• _TASK ITEM_
Apart from the pictures, every entry should be reproduced exactly.

• _SUPPLIED DATA_
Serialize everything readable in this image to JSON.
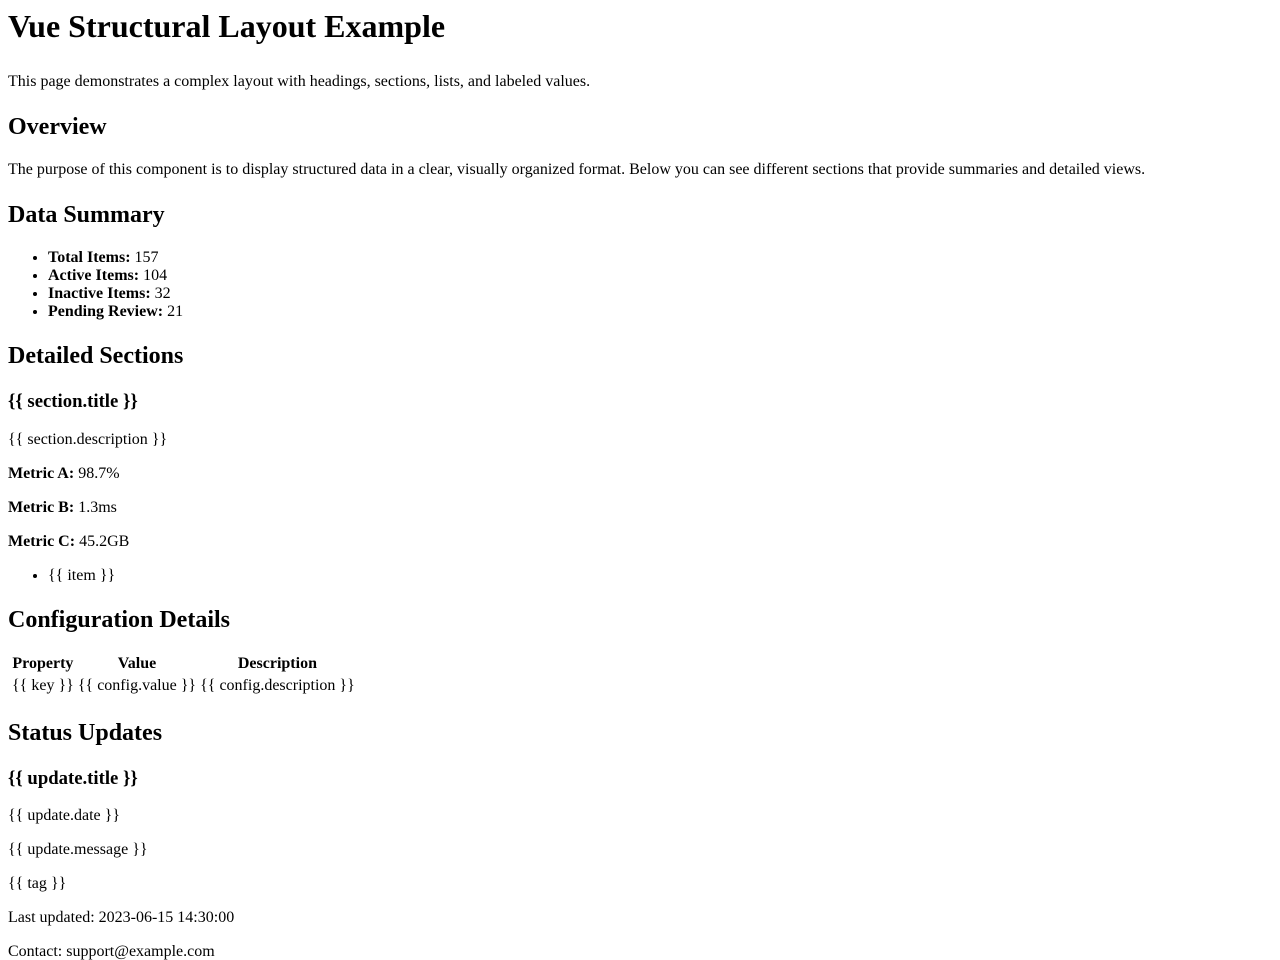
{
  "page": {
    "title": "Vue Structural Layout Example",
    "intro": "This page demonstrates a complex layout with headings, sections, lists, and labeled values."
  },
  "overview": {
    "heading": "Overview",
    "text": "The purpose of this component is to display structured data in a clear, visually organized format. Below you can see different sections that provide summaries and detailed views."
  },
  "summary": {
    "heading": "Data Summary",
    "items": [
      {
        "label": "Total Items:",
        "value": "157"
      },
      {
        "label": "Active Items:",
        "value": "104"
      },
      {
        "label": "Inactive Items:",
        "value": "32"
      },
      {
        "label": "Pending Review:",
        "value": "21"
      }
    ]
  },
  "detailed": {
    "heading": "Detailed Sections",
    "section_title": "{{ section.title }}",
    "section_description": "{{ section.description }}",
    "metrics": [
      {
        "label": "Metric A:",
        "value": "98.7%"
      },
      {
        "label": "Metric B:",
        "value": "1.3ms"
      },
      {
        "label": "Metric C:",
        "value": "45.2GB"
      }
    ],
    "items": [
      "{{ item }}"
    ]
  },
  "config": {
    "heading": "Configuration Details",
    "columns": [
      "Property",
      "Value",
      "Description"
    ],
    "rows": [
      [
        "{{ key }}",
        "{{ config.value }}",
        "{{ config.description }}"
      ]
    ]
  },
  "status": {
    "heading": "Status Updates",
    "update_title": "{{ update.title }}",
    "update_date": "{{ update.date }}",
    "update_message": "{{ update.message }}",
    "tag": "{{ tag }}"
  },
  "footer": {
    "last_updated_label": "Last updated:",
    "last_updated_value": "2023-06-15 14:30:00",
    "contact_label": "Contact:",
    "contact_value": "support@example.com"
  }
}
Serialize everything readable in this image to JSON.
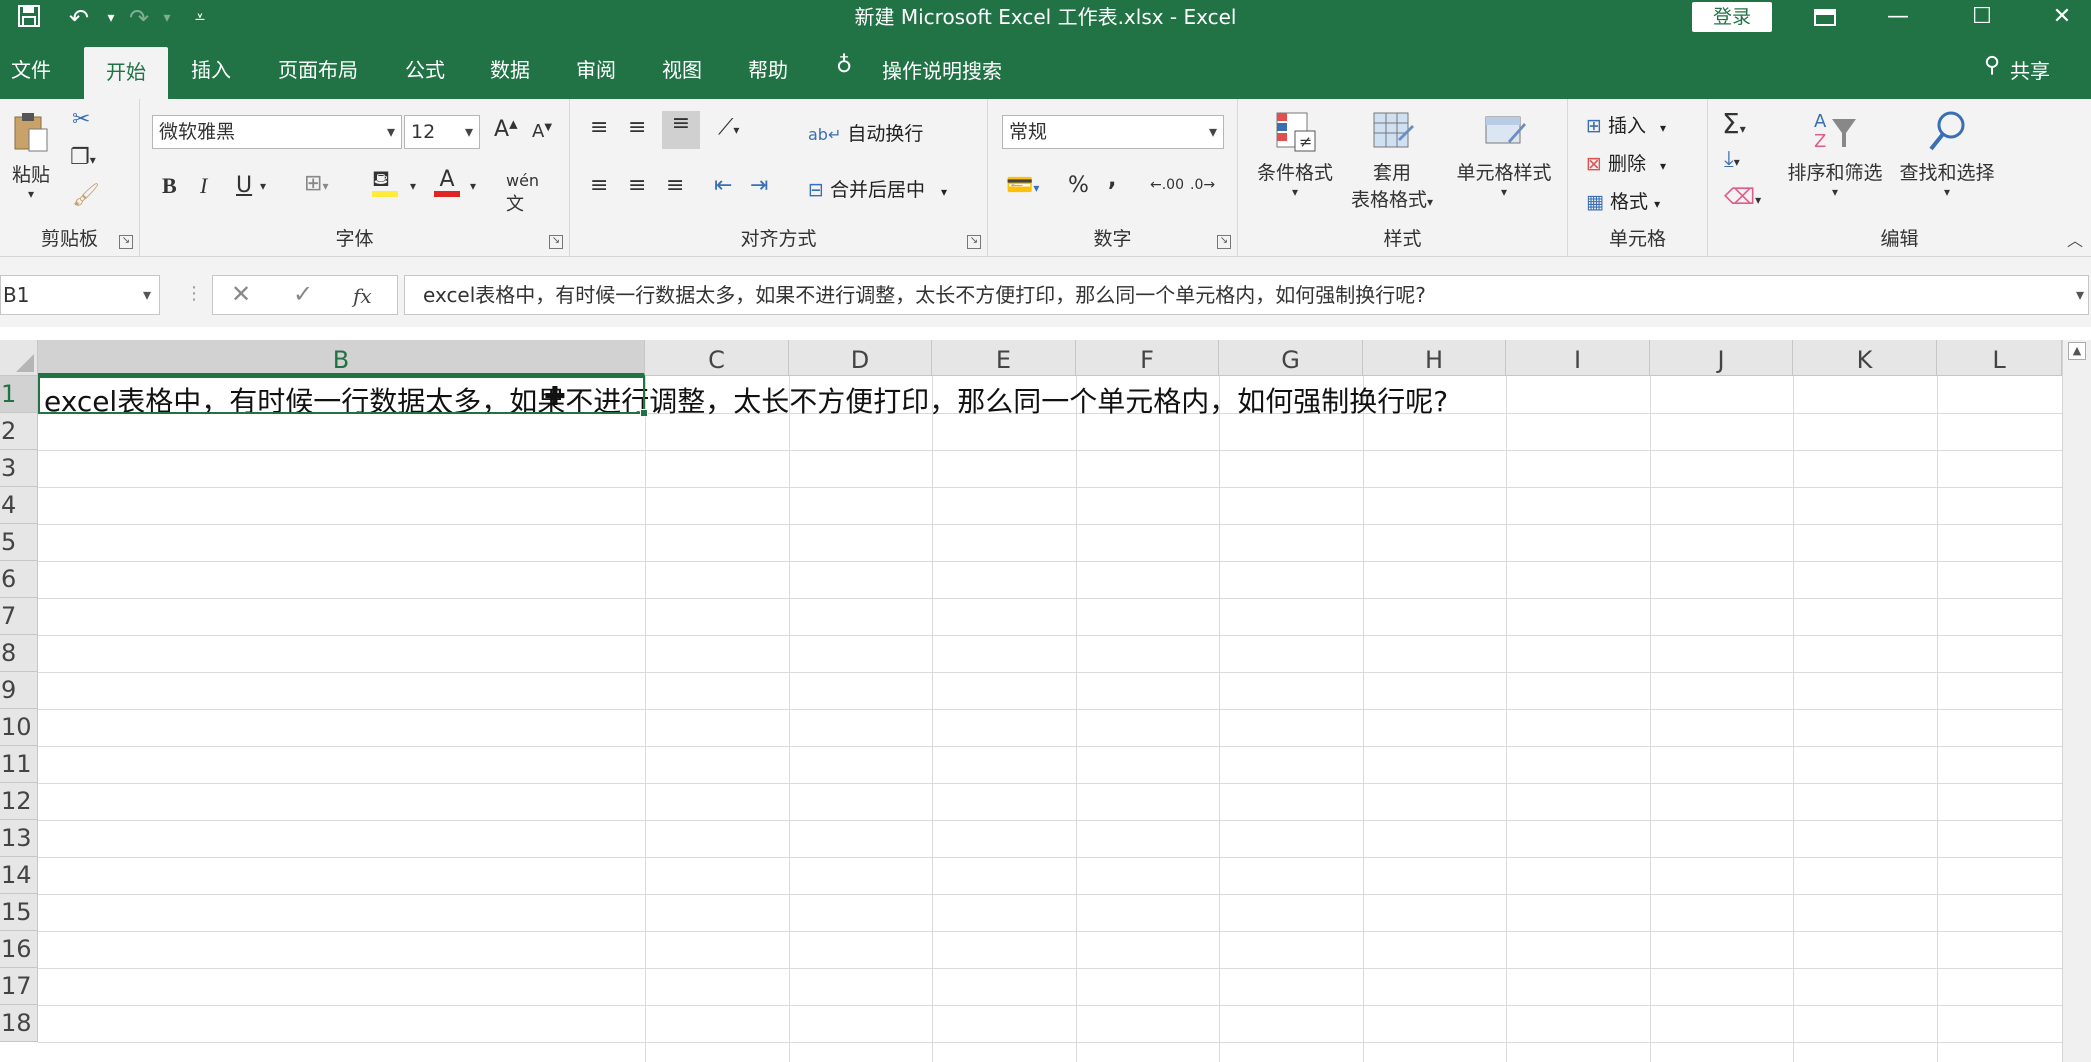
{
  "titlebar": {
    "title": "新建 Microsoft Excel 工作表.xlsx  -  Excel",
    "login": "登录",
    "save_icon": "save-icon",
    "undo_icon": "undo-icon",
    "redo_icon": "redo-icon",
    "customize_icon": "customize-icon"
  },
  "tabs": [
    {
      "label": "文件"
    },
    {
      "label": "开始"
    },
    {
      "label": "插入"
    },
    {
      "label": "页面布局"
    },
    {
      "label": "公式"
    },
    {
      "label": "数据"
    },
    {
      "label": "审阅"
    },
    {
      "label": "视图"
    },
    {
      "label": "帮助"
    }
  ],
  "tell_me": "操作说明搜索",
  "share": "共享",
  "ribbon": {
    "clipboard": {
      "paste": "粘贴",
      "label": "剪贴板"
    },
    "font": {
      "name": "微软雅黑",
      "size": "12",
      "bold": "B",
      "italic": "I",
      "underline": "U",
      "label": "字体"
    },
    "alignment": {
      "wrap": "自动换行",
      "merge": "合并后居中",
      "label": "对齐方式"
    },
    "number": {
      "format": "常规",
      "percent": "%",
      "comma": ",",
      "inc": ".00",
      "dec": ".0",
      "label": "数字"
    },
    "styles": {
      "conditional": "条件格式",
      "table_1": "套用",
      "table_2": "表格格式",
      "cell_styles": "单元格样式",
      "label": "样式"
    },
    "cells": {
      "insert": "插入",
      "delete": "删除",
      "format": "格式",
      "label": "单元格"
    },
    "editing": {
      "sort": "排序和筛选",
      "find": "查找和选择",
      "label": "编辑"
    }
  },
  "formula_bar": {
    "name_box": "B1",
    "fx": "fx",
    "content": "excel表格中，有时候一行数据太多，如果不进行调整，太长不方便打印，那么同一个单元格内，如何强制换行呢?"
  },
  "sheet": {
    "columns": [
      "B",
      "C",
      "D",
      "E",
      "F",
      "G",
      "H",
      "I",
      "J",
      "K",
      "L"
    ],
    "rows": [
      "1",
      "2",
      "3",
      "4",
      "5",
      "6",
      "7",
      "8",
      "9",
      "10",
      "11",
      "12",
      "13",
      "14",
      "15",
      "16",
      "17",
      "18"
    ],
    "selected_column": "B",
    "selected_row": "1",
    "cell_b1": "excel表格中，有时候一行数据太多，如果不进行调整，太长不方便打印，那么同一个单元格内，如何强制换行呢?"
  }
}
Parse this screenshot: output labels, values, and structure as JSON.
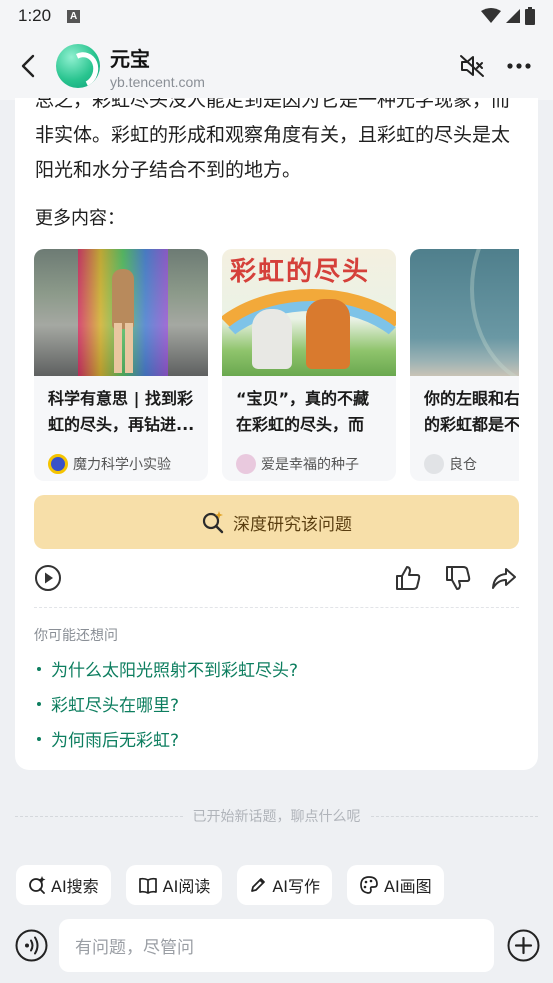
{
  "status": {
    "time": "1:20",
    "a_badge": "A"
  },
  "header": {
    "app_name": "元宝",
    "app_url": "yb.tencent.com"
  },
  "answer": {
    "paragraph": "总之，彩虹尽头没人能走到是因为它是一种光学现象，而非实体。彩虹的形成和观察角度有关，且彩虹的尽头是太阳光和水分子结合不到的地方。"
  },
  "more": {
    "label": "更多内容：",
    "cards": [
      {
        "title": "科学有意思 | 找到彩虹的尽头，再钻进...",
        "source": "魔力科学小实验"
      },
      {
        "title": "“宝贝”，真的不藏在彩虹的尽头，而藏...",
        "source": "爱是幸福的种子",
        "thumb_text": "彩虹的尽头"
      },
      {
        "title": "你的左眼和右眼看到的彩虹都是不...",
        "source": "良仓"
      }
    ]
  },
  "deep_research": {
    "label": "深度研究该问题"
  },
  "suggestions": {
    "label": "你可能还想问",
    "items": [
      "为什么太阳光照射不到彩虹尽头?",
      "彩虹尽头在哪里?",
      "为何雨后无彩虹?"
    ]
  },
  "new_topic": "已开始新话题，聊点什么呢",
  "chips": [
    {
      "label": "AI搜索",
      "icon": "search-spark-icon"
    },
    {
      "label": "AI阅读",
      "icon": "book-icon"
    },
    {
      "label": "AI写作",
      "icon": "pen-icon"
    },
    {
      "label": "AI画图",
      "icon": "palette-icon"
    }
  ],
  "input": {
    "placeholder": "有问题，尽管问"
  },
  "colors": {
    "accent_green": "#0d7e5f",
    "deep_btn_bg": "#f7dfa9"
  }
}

• _TASK ANSWER_
Serialize everything readable in this image to JSON.
{
  "page": {
    "title": "Vue Structural Layout Example",
    "intro": "This page demonstrates a complex layout with headings, sections, lists, and labeled values."
  },
  "overview": {
    "heading": "Overview",
    "text": "The purpose of this component is to display structured data in a clear, visually organized format. Below you can see different sections that provide summaries and detailed views."
  },
  "summary": {
    "heading": "Data Summary",
    "items": [
      {
        "label": "Total Items:",
        "value": "157"
      },
      {
        "label": "Active Items:",
        "value": "104"
      },
      {
        "label": "Inactive Items:",
        "value": "32"
      },
      {
        "label": "Pending Review:",
        "value": "21"
      }
    ]
  },
  "detailed": {
    "heading": "Detailed Sections",
    "section_title": "{{ section.title }}",
    "section_description": "{{ section.description }}",
    "metrics": [
      {
        "label": "Metric A:",
        "value": "98.7%"
      },
      {
        "label": "Metric B:",
        "value": "1.3ms"
      },
      {
        "label": "Metric C:",
        "value": "45.2GB"
      }
    ],
    "items": [
      "{{ item }}"
    ]
  },
  "config": {
    "heading": "Configuration Details",
    "columns": [
      "Property",
      "Value",
      "Description"
    ],
    "rows": [
      [
        "{{ key }}",
        "{{ config.value }}",
        "{{ config.description }}"
      ]
    ]
  },
  "status": {
    "heading": "Status Updates",
    "update_title": "{{ update.title }}",
    "update_date": "{{ update.date }}",
    "update_message": "{{ update.message }}",
    "tag": "{{ tag }}"
  },
  "footer": {
    "last_updated_label": "Last updated:",
    "last_updated_value": "2023-06-15 14:30:00",
    "contact_label": "Contact:",
    "contact_value": "support@example.com"
  }
}
Serialize everything readable in this image to JSON.
{
  "titlebar": {
    "title": "新建 Microsoft Excel 工作表.xlsx  -  Excel",
    "login": "登录",
    "save_icon": "save-icon",
    "undo_icon": "undo-icon",
    "redo_icon": "redo-icon",
    "customize_icon": "customize-icon"
  },
  "tabs": [
    {
      "label": "文件"
    },
    {
      "label": "开始"
    },
    {
      "label": "插入"
    },
    {
      "label": "页面布局"
    },
    {
      "label": "公式"
    },
    {
      "label": "数据"
    },
    {
      "label": "审阅"
    },
    {
      "label": "视图"
    },
    {
      "label": "帮助"
    }
  ],
  "tell_me": "操作说明搜索",
  "share": "共享",
  "ribbon": {
    "clipboard": {
      "paste": "粘贴",
      "label": "剪贴板"
    },
    "font": {
      "name": "微软雅黑",
      "size": "12",
      "bold": "B",
      "italic": "I",
      "underline": "U",
      "label": "字体"
    },
    "alignment": {
      "wrap": "自动换行",
      "merge": "合并后居中",
      "label": "对齐方式"
    },
    "number": {
      "format": "常规",
      "percent": "%",
      "comma": ",",
      "inc": ".00",
      "dec": ".0",
      "label": "数字"
    },
    "styles": {
      "conditional": "条件格式",
      "table_1": "套用",
      "table_2": "表格格式",
      "cell_styles": "单元格样式",
      "label": "样式"
    },
    "cells": {
      "insert": "插入",
      "delete": "删除",
      "format": "格式",
      "label": "单元格"
    },
    "editing": {
      "sort": "排序和筛选",
      "find": "查找和选择",
      "label": "编辑"
    }
  },
  "formula_bar": {
    "name_box": "B1",
    "fx": "fx",
    "content": "excel表格中，有时候一行数据太多，如果不进行调整，太长不方便打印，那么同一个单元格内，如何强制换行呢?"
  },
  "sheet": {
    "columns": [
      "B",
      "C",
      "D",
      "E",
      "F",
      "G",
      "H",
      "I",
      "J",
      "K",
      "L"
    ],
    "rows": [
      "1",
      "2",
      "3",
      "4",
      "5",
      "6",
      "7",
      "8",
      "9",
      "10",
      "11",
      "12",
      "13",
      "14",
      "15",
      "16",
      "17",
      "18"
    ],
    "selected_column": "B",
    "selected_row": "1",
    "cell_b1": "excel表格中，有时候一行数据太多，如果不进行调整，太长不方便打印，那么同一个单元格内，如何强制换行呢?"
  }
}
Parse this screenshot: output labels, values, and structure as JSON.
{
  "status": {
    "time": "1:20",
    "a_badge": "A"
  },
  "header": {
    "app_name": "元宝",
    "app_url": "yb.tencent.com"
  },
  "answer": {
    "paragraph": "总之，彩虹尽头没人能走到是因为它是一种光学现象，而非实体。彩虹的形成和观察角度有关，且彩虹的尽头是太阳光和水分子结合不到的地方。"
  },
  "more": {
    "label": "更多内容：",
    "cards": [
      {
        "title": "科学有意思 | 找到彩虹的尽头，再钻进...",
        "source": "魔力科学小实验"
      },
      {
        "title": "“宝贝”，真的不藏在彩虹的尽头，而藏...",
        "source": "爱是幸福的种子",
        "thumb_text": "彩虹的尽头"
      },
      {
        "title": "你的左眼和右眼看到的彩虹都是不...",
        "source": "良仓"
      }
    ]
  },
  "deep_research": {
    "label": "深度研究该问题"
  },
  "suggestions": {
    "label": "你可能还想问",
    "items": [
      "为什么太阳光照射不到彩虹尽头?",
      "彩虹尽头在哪里?",
      "为何雨后无彩虹?"
    ]
  },
  "new_topic": "已开始新话题，聊点什么呢",
  "chips": [
    {
      "label": "AI搜索",
      "icon": "search-spark-icon"
    },
    {
      "label": "AI阅读",
      "icon": "book-icon"
    },
    {
      "label": "AI写作",
      "icon": "pen-icon"
    },
    {
      "label": "AI画图",
      "icon": "palette-icon"
    }
  ],
  "input": {
    "placeholder": "有问题，尽管问"
  },
  "colors": {
    "accent_green": "#0d7e5f",
    "deep_btn_bg": "#f7dfa9"
  }
}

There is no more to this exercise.